The capital markets have recovered … or have they?
One year ago, pundits were talking about financial Armageddon as a real possibility. Nobody seemed to know exactly what “Armageddon” meant, and that’s partly what made it so frightening. The scenarios seemed almost unimaginable: What happens when the financial markets freeze up? What happens when banks stop lending money to their customers—or even to each other? What happens when stock prices plunge by one-third and every day brings news of another massive bankruptcy, from Lehman Brothers to General Motors?
Well, now we know what happens.

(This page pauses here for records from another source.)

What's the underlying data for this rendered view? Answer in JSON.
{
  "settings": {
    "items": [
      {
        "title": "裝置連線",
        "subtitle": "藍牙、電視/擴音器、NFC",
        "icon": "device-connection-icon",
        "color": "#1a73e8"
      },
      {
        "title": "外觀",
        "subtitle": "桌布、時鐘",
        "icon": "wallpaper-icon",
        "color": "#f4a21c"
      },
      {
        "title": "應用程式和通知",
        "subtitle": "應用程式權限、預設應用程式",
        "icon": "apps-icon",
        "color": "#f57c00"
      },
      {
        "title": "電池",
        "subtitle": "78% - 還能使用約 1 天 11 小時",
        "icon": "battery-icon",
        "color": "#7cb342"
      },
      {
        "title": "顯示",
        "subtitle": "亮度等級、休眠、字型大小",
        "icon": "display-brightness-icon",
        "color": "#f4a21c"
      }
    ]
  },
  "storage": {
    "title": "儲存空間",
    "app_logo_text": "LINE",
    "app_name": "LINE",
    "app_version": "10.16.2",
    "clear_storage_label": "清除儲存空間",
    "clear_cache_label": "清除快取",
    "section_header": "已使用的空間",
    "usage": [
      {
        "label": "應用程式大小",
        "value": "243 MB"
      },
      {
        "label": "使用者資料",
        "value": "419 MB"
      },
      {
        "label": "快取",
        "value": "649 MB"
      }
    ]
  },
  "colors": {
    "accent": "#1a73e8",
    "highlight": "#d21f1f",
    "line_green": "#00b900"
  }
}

In short, life goes on. Yes, the new normal is less exuberant than the old one, but at least it’s not the real-life horror show we faced in late 2008. Banks are lending again and investors are buying corporate securities. A series of federal bailouts and stimulus measures have put America’s banks and auto manufacturers on life support. And while the economy remains in awful shape, the decline has slowed and overall confidence has returned to the global economy.